---------- DATA PROVIDED ----------

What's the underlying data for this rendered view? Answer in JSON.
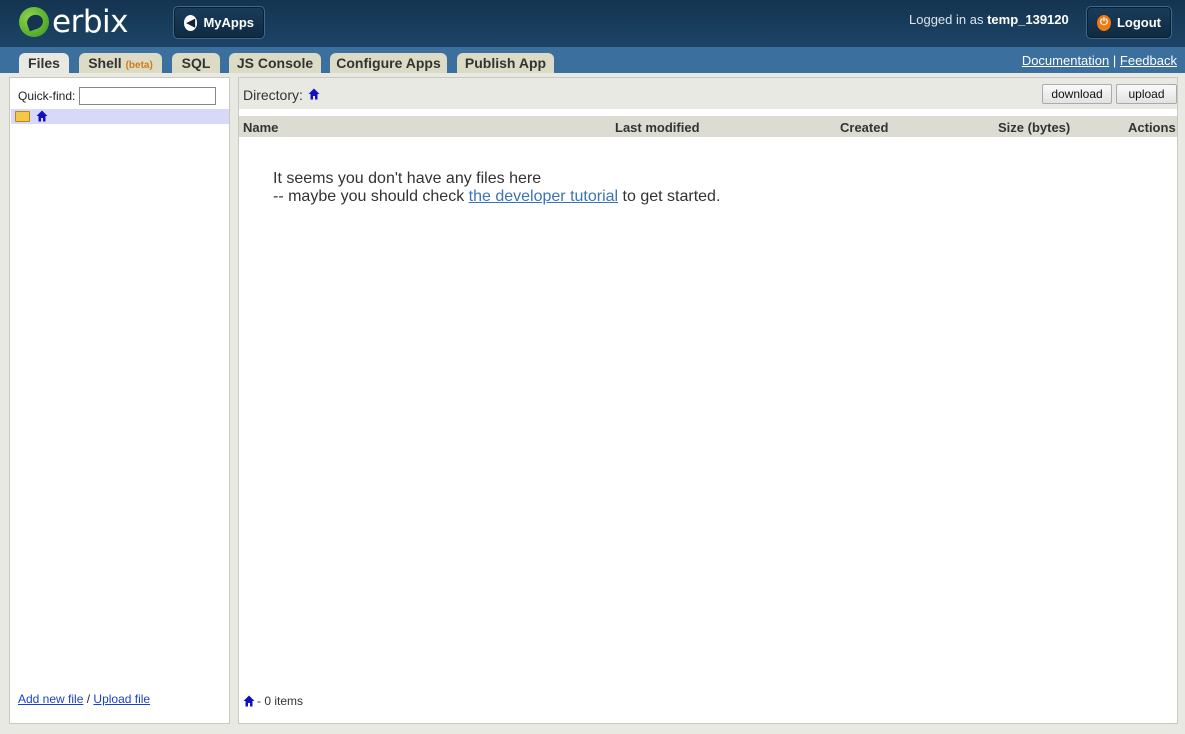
{
  "header": {
    "logo_text": "erbix",
    "myapps_label": "MyApps",
    "logged_prefix": "Logged in as",
    "username": "temp_139120",
    "logout_label": "Logout"
  },
  "tabs": [
    {
      "label": "Files"
    },
    {
      "label": "Shell",
      "badge": "(beta)"
    },
    {
      "label": "SQL"
    },
    {
      "label": "JS Console"
    },
    {
      "label": "Configure Apps"
    },
    {
      "label": "Publish App"
    }
  ],
  "toplinks": {
    "documentation": "Documentation",
    "separator": "|",
    "feedback": "Feedback"
  },
  "sidebar": {
    "quickfind_label": "Quick-find:",
    "quickfind_value": "",
    "add_new_file": "Add new file",
    "separator": "/",
    "upload_file": "Upload file"
  },
  "main": {
    "directory_label": "Directory:",
    "download_label": "download",
    "upload_label": "upload",
    "columns": [
      "Name",
      "Last modified",
      "Created",
      "Size (bytes)",
      "Actions"
    ],
    "empty_line1": "It seems you don't have any files here",
    "empty_line2_prefix": "-- maybe you should check",
    "empty_link": "the developer tutorial",
    "empty_line2_suffix": "to get started.",
    "status": "- 0 items"
  },
  "colors": {
    "header_bg": "#143450",
    "tabbar_bg": "#3a6f9e",
    "tab_bg": "#dcdcc6",
    "link": "#1a3fc8",
    "beta": "#d17a1a",
    "selected_row": "#d8d8f8"
  }
}
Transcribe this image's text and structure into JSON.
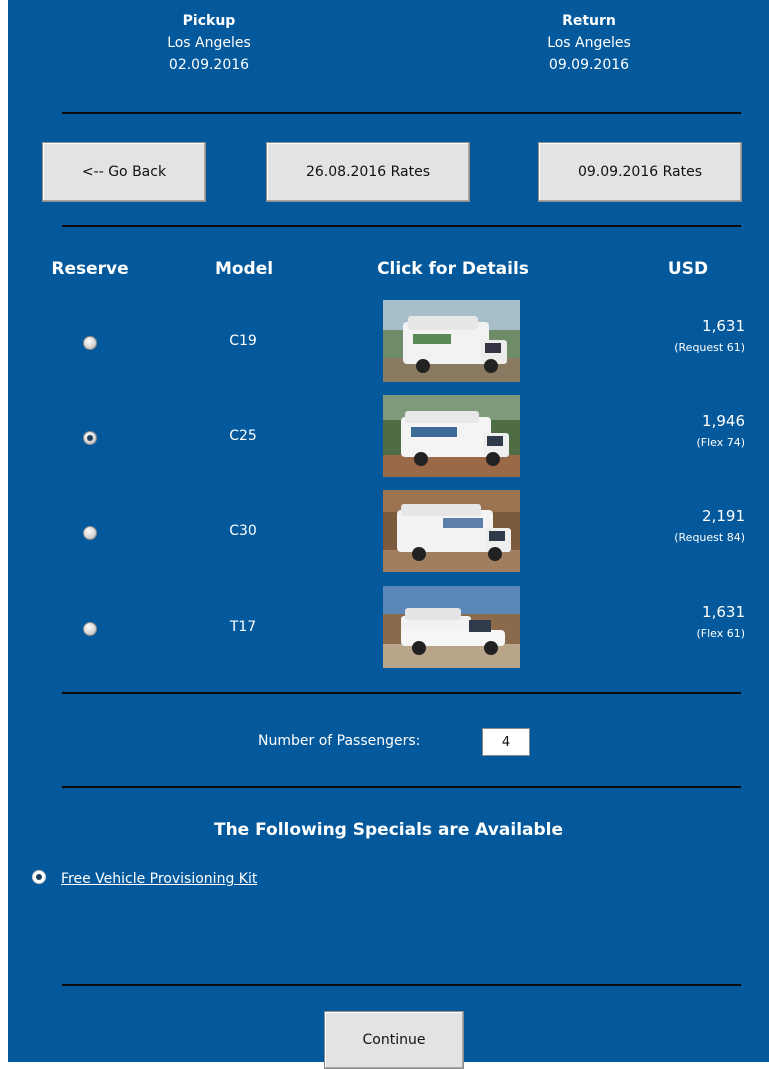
{
  "pickup": {
    "heading": "Pickup",
    "location": "Los Angeles",
    "date": "02.09.2016"
  },
  "return": {
    "heading": "Return",
    "location": "Los Angeles",
    "date": "09.09.2016"
  },
  "nav": {
    "back_label": "<-- Go Back",
    "prev_rates_label": "26.08.2016 Rates",
    "next_rates_label": "09.09.2016 Rates"
  },
  "table": {
    "headers": {
      "reserve": "Reserve",
      "model": "Model",
      "details": "Click for Details",
      "price": "USD"
    },
    "rows": [
      {
        "model": "C19",
        "price": "1,631",
        "note": "(Request 61)",
        "selected": false
      },
      {
        "model": "C25",
        "price": "1,946",
        "note": "(Flex 74)",
        "selected": true
      },
      {
        "model": "C30",
        "price": "2,191",
        "note": "(Request 84)",
        "selected": false
      },
      {
        "model": "T17",
        "price": "1,631",
        "note": "(Flex 61)",
        "selected": false
      }
    ]
  },
  "passengers": {
    "label": "Number of Passengers:",
    "value": "4"
  },
  "specials": {
    "title": "The Following Specials are Available",
    "items": [
      {
        "label": "Free Vehicle Provisioning Kit",
        "selected": true
      }
    ]
  },
  "continue_label": "Continue",
  "colors": {
    "background": "#03599c",
    "rule": "#0b0b0b",
    "button": "#e3e3e3"
  },
  "icons": {
    "vehicle_photo": "rv-photo-icon"
  }
}
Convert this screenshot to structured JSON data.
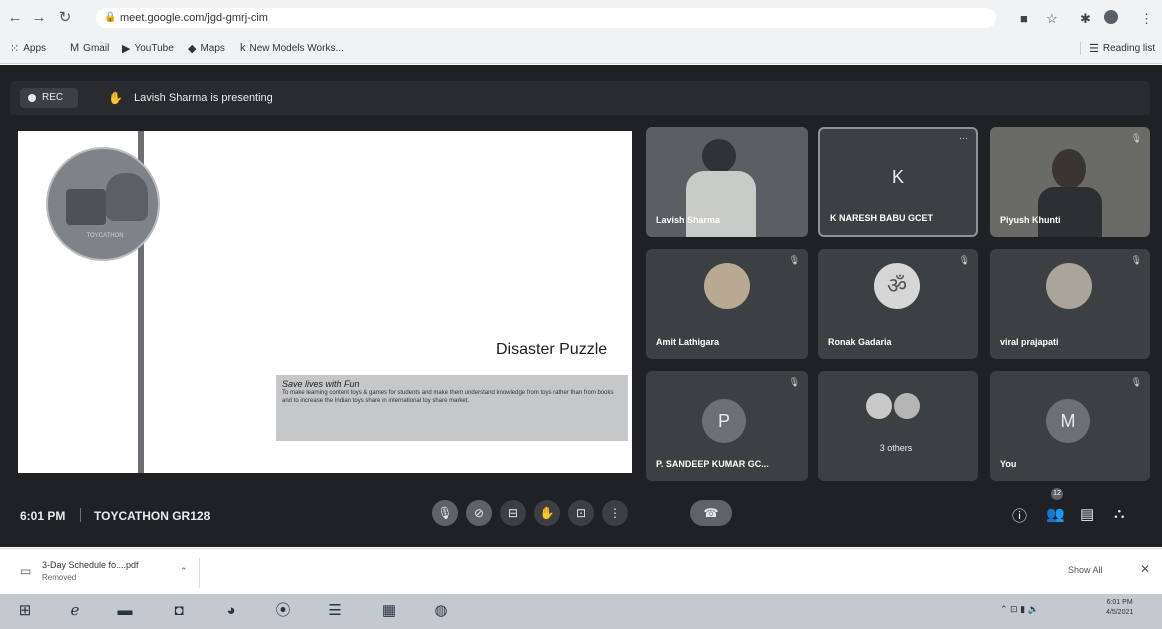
{
  "browser": {
    "url": "meet.google.com/jgd-gmrj-cim",
    "bookmarks": [
      "Apps",
      "Gmail",
      "YouTube",
      "Maps",
      "New Models Works..."
    ],
    "reading_list": "Reading list"
  },
  "meet": {
    "rec_label": "REC",
    "presenting_text": "Lavish Sharma is presenting",
    "slide": {
      "logo_text": "TOYCATHON",
      "title": "Disaster Puzzle",
      "subtitle": "Save lives with Fun",
      "body": "To make learning content toys & games for students and make them understand knowledge from toys rather than from books and to increase the Indian toys share in international toy share market."
    },
    "participants": [
      {
        "name": "Lavish Sharma",
        "kind": "video"
      },
      {
        "name": "K NARESH BABU GCET",
        "kind": "letter",
        "letter": "K"
      },
      {
        "name": "Piyush Khunti",
        "kind": "video"
      },
      {
        "name": "Amit Lathigara",
        "kind": "photo"
      },
      {
        "name": "Ronak Gadaria",
        "kind": "photo"
      },
      {
        "name": "viral prajapati",
        "kind": "photo"
      },
      {
        "name": "P. SANDEEP KUMAR GC...",
        "kind": "letter",
        "letter": "P"
      },
      {
        "name": "3 others",
        "kind": "group"
      },
      {
        "name": "You",
        "kind": "letter",
        "letter": "M"
      }
    ],
    "time": "6:01 PM",
    "meeting_name": "TOYCATHON GR128",
    "people_count": "12",
    "colors": {
      "background": "#202124",
      "tile": "#3c4043",
      "letter_avatar": "#6d6f73"
    }
  },
  "downloads": {
    "file_name": "3-Day Schedule fo....pdf",
    "status": "Removed",
    "show_all": "Show All"
  },
  "taskbar": {
    "clock_time": "6:01 PM",
    "clock_date": "4/5/2021"
  }
}
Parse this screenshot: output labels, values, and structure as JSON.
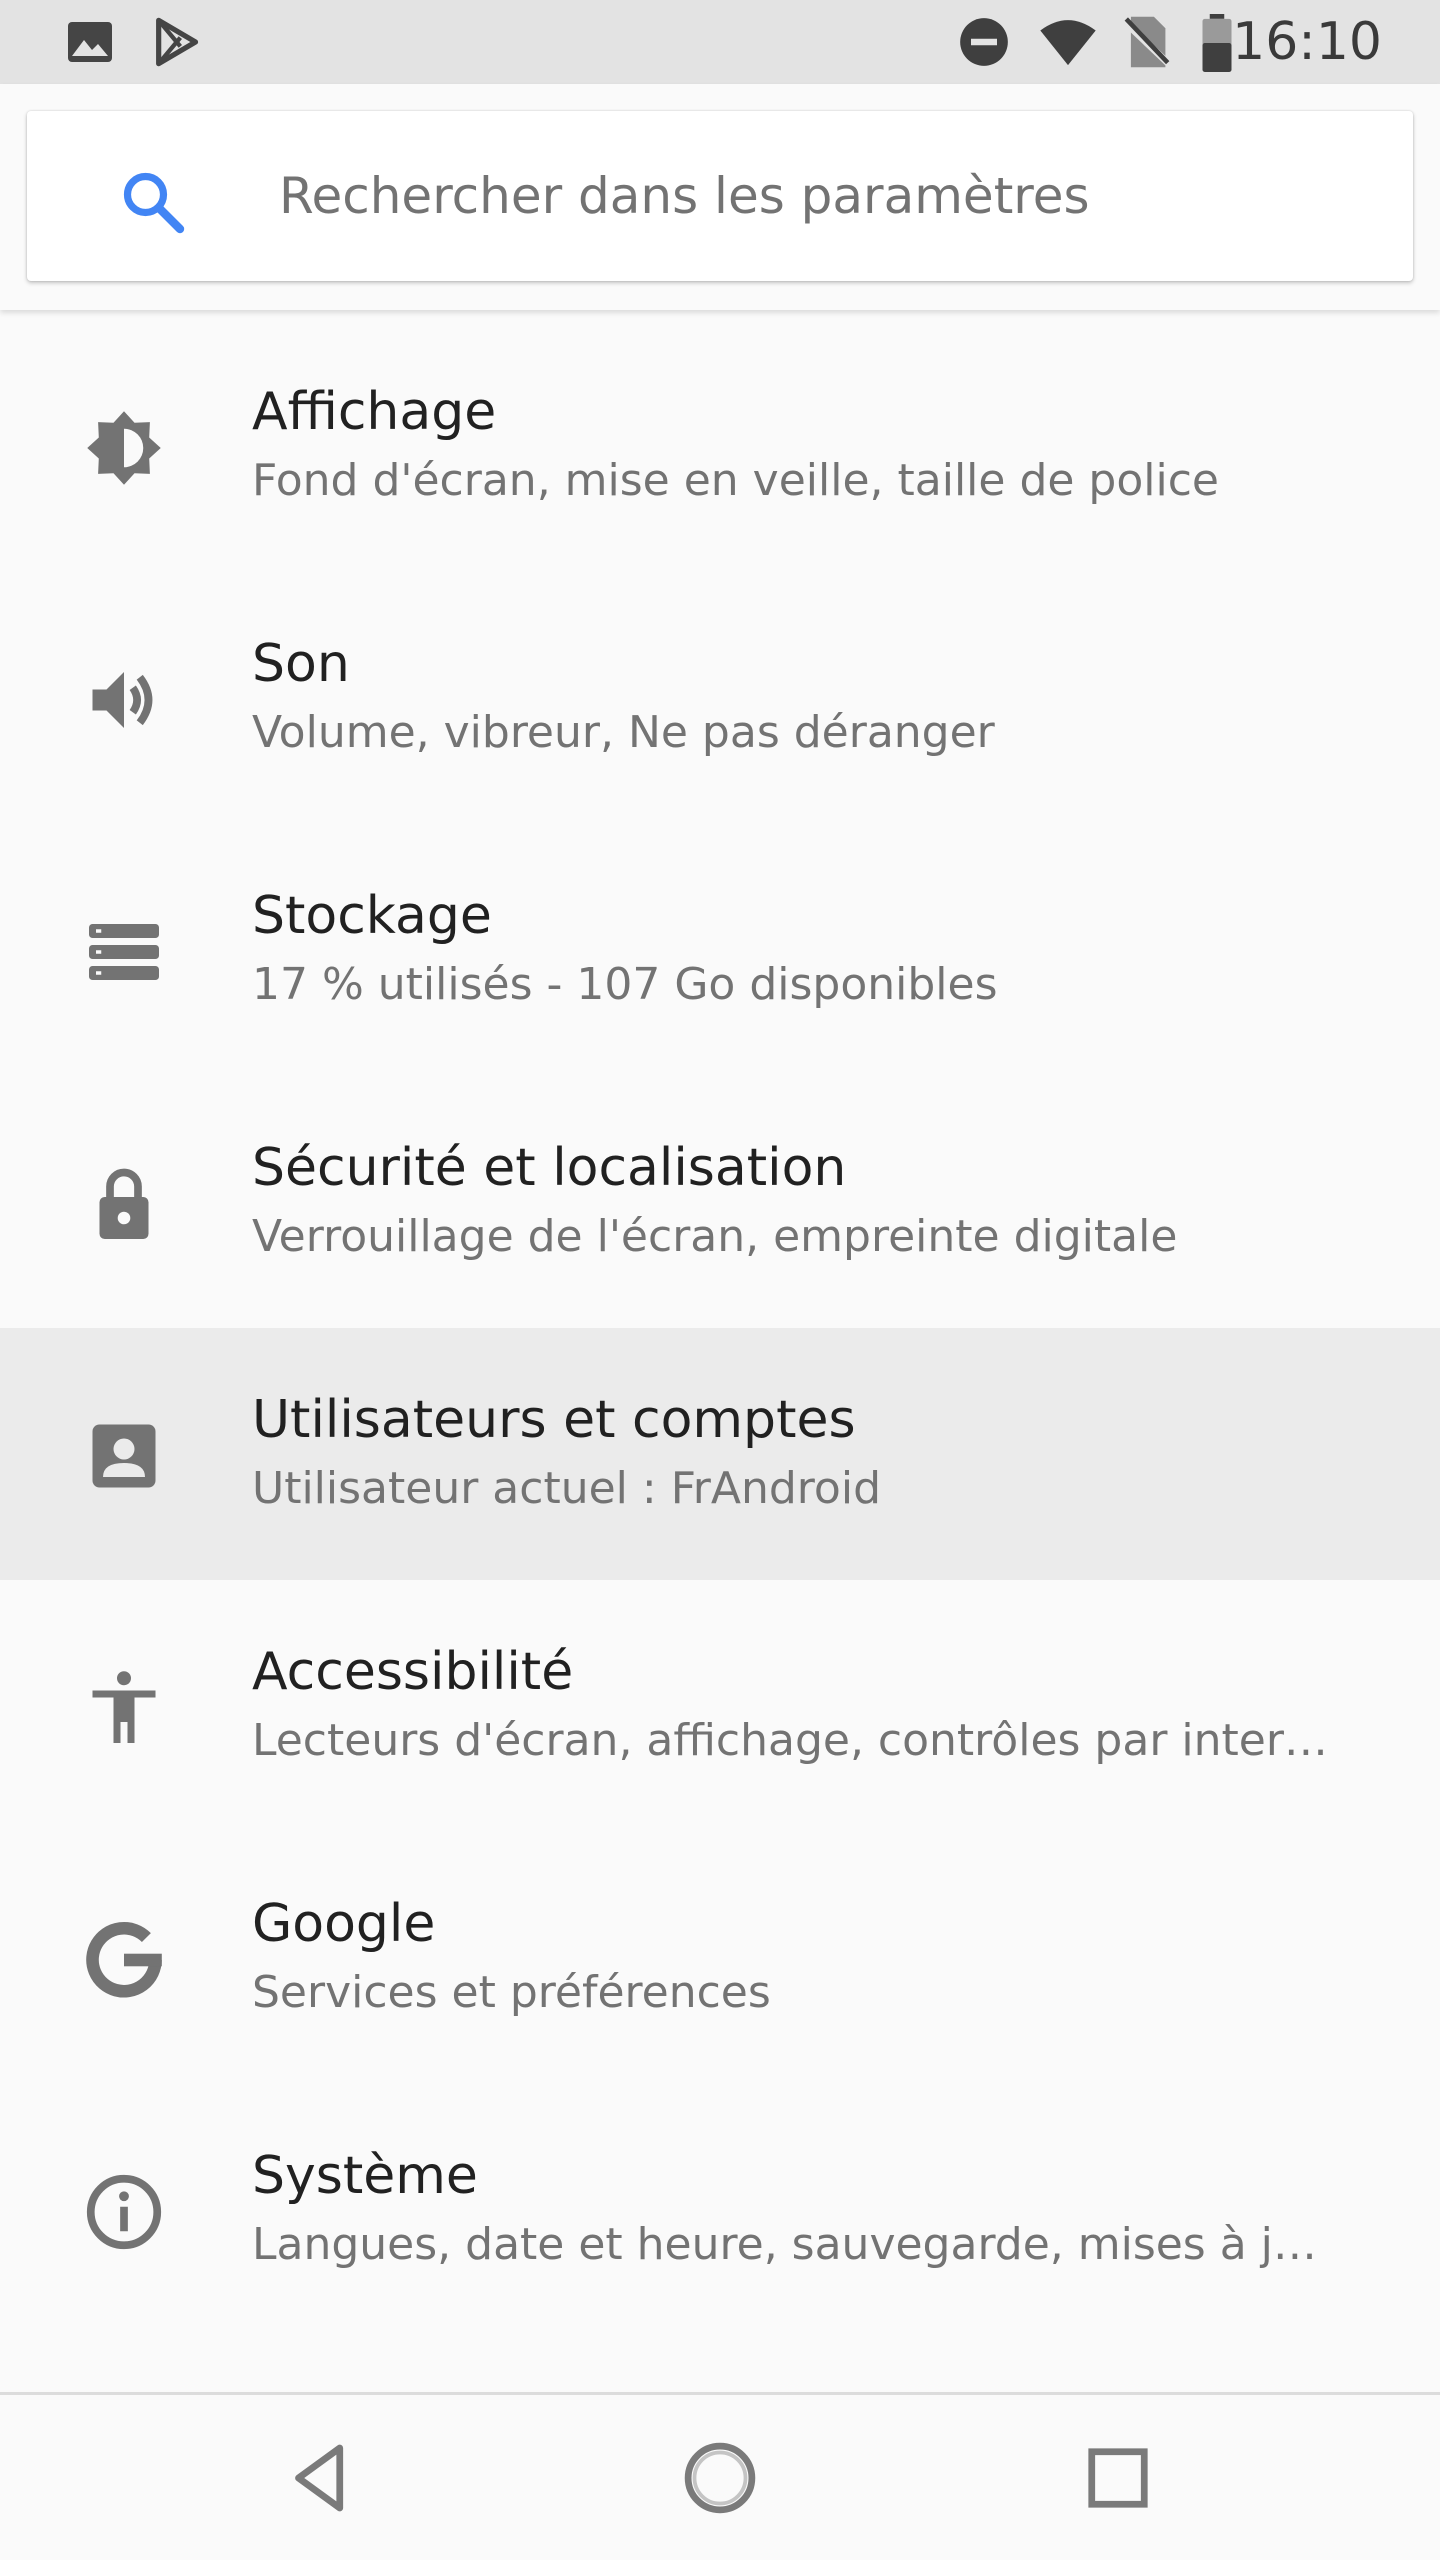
{
  "status_bar": {
    "time": "16:10",
    "left_icons": [
      "image-icon",
      "play-store-icon"
    ],
    "right_icons": [
      "do-not-disturb-icon",
      "wifi-icon",
      "no-sim-icon",
      "battery-icon"
    ]
  },
  "search": {
    "placeholder": "Rechercher dans les paramètres",
    "value": ""
  },
  "settings": {
    "items": [
      {
        "icon": "brightness-icon",
        "title": "Affichage",
        "summary": "Fond d'écran, mise en veille, taille de police"
      },
      {
        "icon": "volume-icon",
        "title": "Son",
        "summary": "Volume, vibreur, Ne pas déranger"
      },
      {
        "icon": "storage-icon",
        "title": "Stockage",
        "summary": "17 % utilisés - 107 Go disponibles"
      },
      {
        "icon": "lock-icon",
        "title": "Sécurité et localisation",
        "summary": "Verrouillage de l'écran, empreinte digitale"
      },
      {
        "icon": "account-box-icon",
        "title": "Utilisateurs et comptes",
        "summary": "Utilisateur actuel : FrAndroid",
        "highlighted": true
      },
      {
        "icon": "accessibility-icon",
        "title": "Accessibilité",
        "summary": "Lecteurs d'écran, affichage, contrôles par interac…"
      },
      {
        "icon": "google-icon",
        "title": "Google",
        "summary": "Services et préférences"
      },
      {
        "icon": "info-icon",
        "title": "Système",
        "summary": "Langues, date et heure, sauvegarde, mises à jour"
      }
    ]
  },
  "nav_bar": {
    "buttons": [
      "back-icon",
      "home-icon",
      "recents-icon"
    ]
  },
  "colors": {
    "status_bar_bg": "#e3e3e3",
    "background": "#fafafa",
    "highlight": "#ebebeb",
    "title_text": "#212121",
    "summary_text": "#737373",
    "icon": "#737373",
    "search_accent": "#4285f4"
  }
}
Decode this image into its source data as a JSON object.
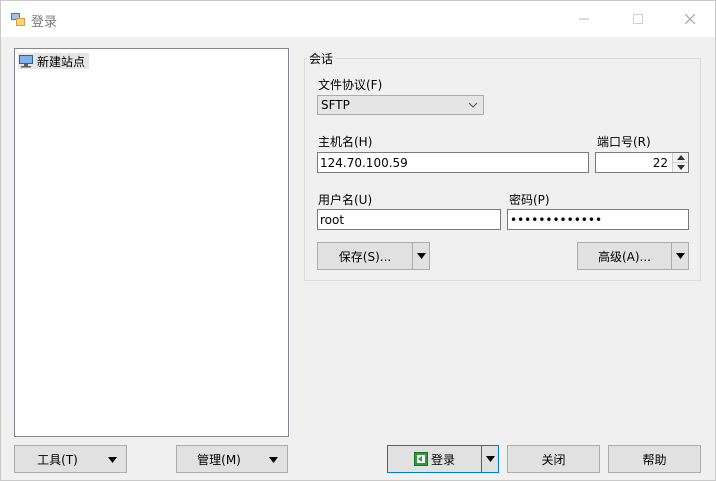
{
  "window": {
    "title": "登录"
  },
  "sites": {
    "items": [
      {
        "label": "新建站点"
      }
    ]
  },
  "session": {
    "legend": "会话",
    "protocol_label": "文件协议(F)",
    "protocol_value": "SFTP",
    "host_label": "主机名(H)",
    "host_value": "124.70.100.59",
    "port_label": "端口号(R)",
    "port_value": "22",
    "user_label": "用户名(U)",
    "user_value": "root",
    "password_label": "密码(P)",
    "password_mask": "•••••••••••••",
    "save_label": "保存(S)...",
    "advanced_label": "高级(A)..."
  },
  "footer": {
    "tools_label": "工具(T)",
    "manage_label": "管理(M)",
    "login_label": "登录",
    "close_label": "关闭",
    "help_label": "帮助"
  },
  "colors": {
    "accent": "#0078d7",
    "button_bg": "#e1e1e1",
    "window_bg": "#f0f0f0"
  },
  "icons": {
    "app": "winscp-icon",
    "site": "computer-icon",
    "login": "login-icon"
  }
}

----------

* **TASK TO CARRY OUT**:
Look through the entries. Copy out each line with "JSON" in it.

* **SOLUTION TO THIS TASK**:
What's the underlying data for this rendered view? Answer in JSON.
Transcribe this image's text and structure into JSON.
Convert this screenshot to structured JSON data.
Parse this screenshot: output labels, values, and structure as JSON.
Decode this image into its source data as a JSON object.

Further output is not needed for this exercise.